An electronic GPS should always be seen as a secondary navigational aid – not your primary method. There’s no replacement for a good quality topographic paper map, which will tell you where the nearest water is, what the gradient of the land is like, and what terrain you can expect.
Everyone should carry a personal survival kit that is specifically adapted to the terrain you’re visiting. I try to make sure that whatever I carry has multiple uses, such as parachute cord which can be used for tying heavy items, as well as for fishing line or sewing thread (if you strip it back and use the internal fibres).
‘GET OUT OF DODGE’ BAG
Even the best prepared travellers can get into trouble. And it’s for this reason that I always carry a ‘Get out of dodge’ bag (otherwise known as a Bug-Out-Bag’) as well as my personal survival kit. This is a portable bag that contains additional supplies to sustain myself and the family for 72 hours. If it’s packed with everything you’ll need (think food, water, shelter, etc), it’s the only thing you need to grab in an absolute emergency.
PERSONAL LOCATOR BEACON (PLB)
This one is a given – I never leave home without one. Compared to the cost of your caravan or camper, a PLB is a pretty inexpensive bit of kit which provides huge peace of mind. The average rescue time once a PLB has been activated is between 12-24 hours (down from an average of 72 hours without one – once authorities are aware you’re missing).
THREE DAYS WORTH OF FOOD AND WATER
This is all about planning for the worst. I always carry water in at least three different containers (in case of leaks or loss) and basic, but practical food including one kilo each of rice and flour, plus emergency ration packs, salt and sugar (which can be used as emergency electrolytes).

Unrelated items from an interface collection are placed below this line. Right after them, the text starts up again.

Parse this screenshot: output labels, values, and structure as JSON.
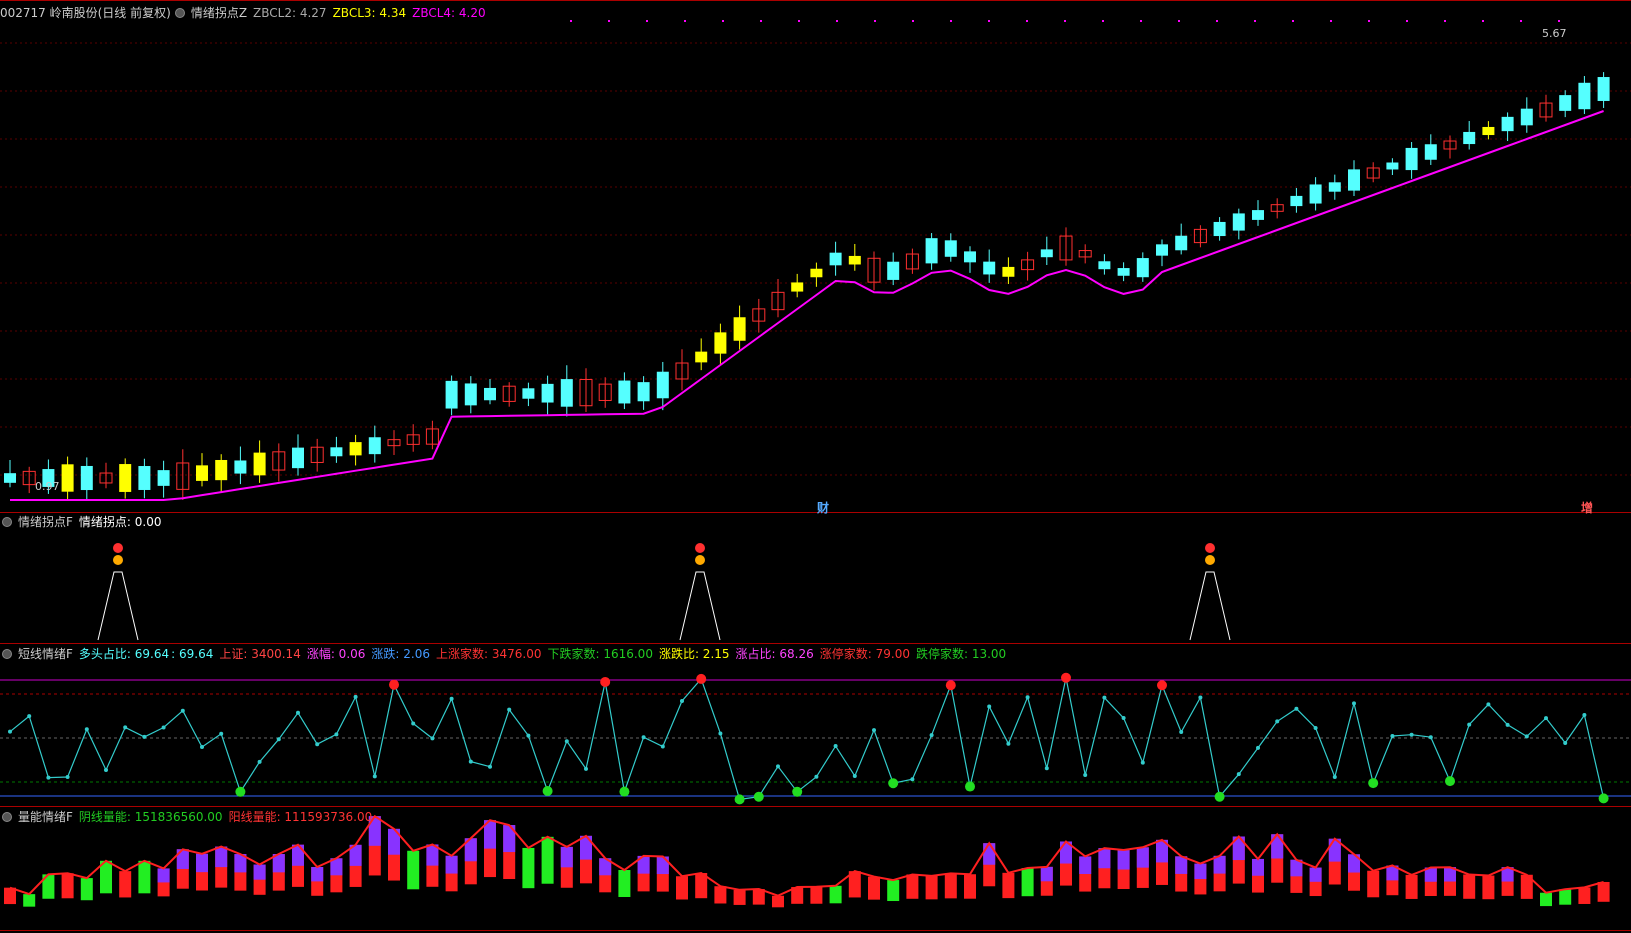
{
  "main_panel": {
    "stock": "002717 岭南股份(日线 前复权)",
    "indicator": "情绪拐点Z",
    "zbcl2_label": "ZBCL2: 4.27",
    "zbcl3_label": "ZBCL3: 4.34",
    "zbcl4_label": "ZBCL4: 4.20",
    "high_label": "5.67",
    "low_label": "0.97",
    "marker_cai": "财",
    "marker_zeng": "增",
    "colors": {
      "up": "#ff3030",
      "down": "#55ffff",
      "yang": "#ffff00",
      "ma": "#ff00ff"
    }
  },
  "panel2": {
    "name": "情绪拐点F",
    "value_label": "情绪拐点: 0.00"
  },
  "panel3": {
    "name": "短线情绪F",
    "duotou": "多头占比: 69.64",
    "duotou2": ": 69.64",
    "shangzheng": "上证: 3400.14",
    "zhangfu": "涨幅: 0.06",
    "zhangdie": "涨跌: 2.06",
    "up_count": "上涨家数: 3476.00",
    "down_count": "下跌家数: 1616.00",
    "ratio": "涨跌比: 2.15",
    "up_pct": "涨占比: 68.26",
    "limit_up": "涨停家数: 79.00",
    "limit_down": "跌停家数: 13.00"
  },
  "panel4": {
    "name": "量能情绪F",
    "yin": "阴线量能: 151836560.00",
    "yang": "阳线量能: 111593736.00"
  },
  "icons": [
    "settings-dot-icon",
    "sell-signal-icon",
    "buy-signal-icon",
    "money-bag-icon"
  ]
}
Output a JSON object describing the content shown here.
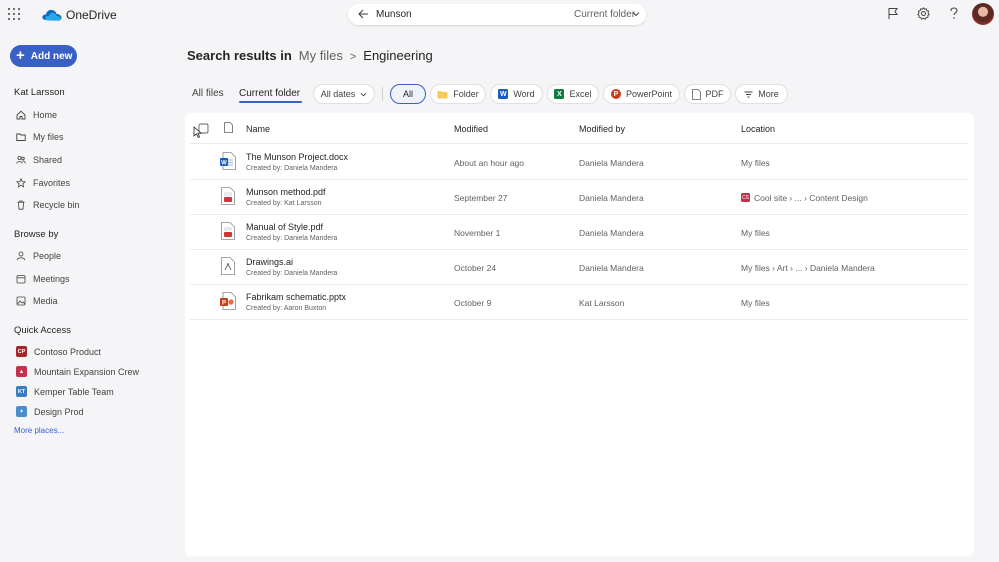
{
  "app": {
    "name": "OneDrive"
  },
  "search": {
    "query": "Munson",
    "scope": "Current folder"
  },
  "sidebar": {
    "add_new": "Add new",
    "user": "Kat Larsson",
    "nav": [
      "Home",
      "My files",
      "Shared",
      "Favorites",
      "Recycle bin"
    ],
    "browse_by_title": "Browse by",
    "browse_by": [
      "People",
      "Meetings",
      "Media"
    ],
    "quick_access_title": "Quick Access",
    "quick_access": [
      {
        "label": "Contoso Product",
        "abbr": "CP",
        "color": "#a4262c"
      },
      {
        "label": "Mountain Expansion Crew",
        "abbr": "",
        "color": "#c4314b"
      },
      {
        "label": "Kemper Table Team",
        "abbr": "KT",
        "color": "#3a7dbf"
      },
      {
        "label": "Design Prod",
        "abbr": "",
        "color": "#4a8fc9"
      }
    ],
    "more_places": "More places..."
  },
  "breadcrumb": {
    "prefix": "Search results in",
    "parent": "My files",
    "separator": ">",
    "current": "Engineering"
  },
  "tabs": {
    "all_files": "All files",
    "current_folder": "Current folder"
  },
  "filters": {
    "dates": "All dates",
    "types": [
      "All",
      "Folder",
      "Word",
      "Excel",
      "PowerPoint",
      "PDF",
      "More"
    ],
    "selected": "All"
  },
  "table": {
    "columns": [
      "Name",
      "Modified",
      "Modified by",
      "Location"
    ],
    "rows": [
      {
        "name": "The Munson Project.docx",
        "created_by": "Created by: Daniela Mandera",
        "modified": "About an hour ago",
        "modified_by": "Daniela Mandera",
        "location": "My files",
        "type": "word"
      },
      {
        "name": "Munson method.pdf",
        "created_by": "Created by: Kat Larsson",
        "modified": "September 27",
        "modified_by": "Daniela Mandera",
        "location": "Cool site › ... › Content Design",
        "type": "pdf"
      },
      {
        "name": "Manual of Style.pdf",
        "created_by": "Created by: Daniela Mandera",
        "modified": "November 1",
        "modified_by": "Daniela Mandera",
        "location": "My files",
        "type": "pdf"
      },
      {
        "name": "Drawings.ai",
        "created_by": "Created by: Daniela Mandera",
        "modified": "October 24",
        "modified_by": "Daniela Mandera",
        "location": "My files › Art › ... › Daniela Mandera",
        "type": "ai"
      },
      {
        "name": "Fabrikam schematic.pptx",
        "created_by": "Created by: Aaron Buxton",
        "modified": "October 9",
        "modified_by": "Kat Larsson",
        "location": "My files",
        "type": "pptx"
      }
    ]
  },
  "colors": {
    "accent": "#3860c5",
    "word": "#185abd",
    "excel": "#107c41",
    "powerpoint": "#c43e1c",
    "pdf": "#d13438"
  }
}
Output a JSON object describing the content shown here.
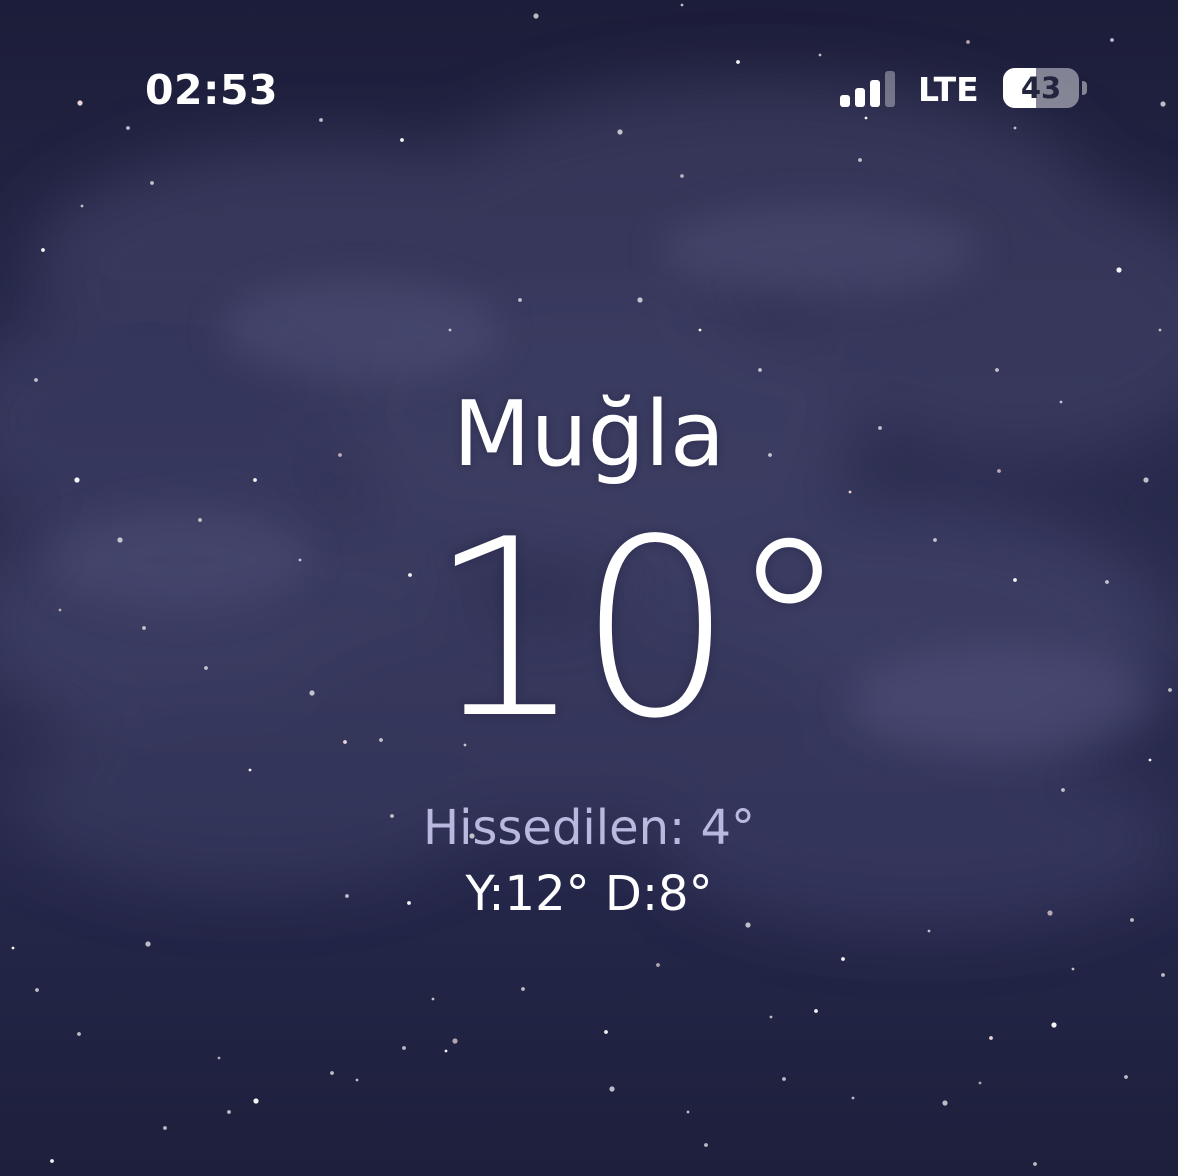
{
  "status_bar": {
    "time": "02:53",
    "signal_bars_active": 3,
    "signal_bars_total": 4,
    "network": "LTE",
    "battery_percent": 43,
    "battery_label": "43"
  },
  "weather": {
    "city": "Muğla",
    "temperature": "10°",
    "feels_like": "Hissedilen: 4°",
    "high_low": "Y:12° D:8°",
    "condition_icon": "night-cloudy-icon"
  },
  "colors": {
    "sky_top": "#1c1d39",
    "sky_middle": "#2b2d50",
    "sky_bottom": "#1d1f3c",
    "cloud": "#4a4a70",
    "feels_like_text": "#b9b8de",
    "primary_text": "#ffffff"
  }
}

If things do go from bad to worse and you find yourself stranded for a long period of time, or your food supplies start dwindling, you need to be able to provide for yourself and your family. This is where food harvesting, foraging, fishing and hunting come into play. The ability to source one’s own food offers a real sense of satisfaction. Depending on our destination, we often travel with fishing gear, firearms, and crab traps, etc.
No matter where in Australia we’re travelling, long sleeves and long pants are a non-negotiable. They provide protection from bug, bites, scratches and stings, as well as from the sun and wind. A sturdy pair of boots, a broad-brimmed hat and a pair of gaiters are other essential items in our backpacks.
This is a rare luxury for us. While there are assorted camp chairs out there with all sorts of accessories such as drink holders, cooler bags, iPad holders and plush cushions, for us, a canopy beats them all. A chair with a canopy will shelter you from the sun, wind and rain.
A SENSE OF ADVENTURE
We all know attitude can make or break a trip away. So whether you like to stick to the blacktop, or get off it whenever possible, most travellers share a sense of wonder and excitement and that positive attitude could help give you the trip of a lifetime. You might be surprised at what you find!
This might be the most important one of all. Not only do the right travel partners make any trip more enjoyable, they can also save your life or dig you out of a bog. Our rule of thumb is to never fish, 4WD, bushwalk, bird watch or hunt alone. And who doesn’t love sharing new experiences with family and friends?
MEET THE AUTHOR
Scott is an Environmental Scientist with 25 years combined service in the Army and AFP. He is the Managing Director and Principal Consultant for Heiman Habitat. Combining his skills and professional experience, Scott is a freelance writer and consultant focusing on issues relating to environmental management, bush-craft, remote area operations and camping.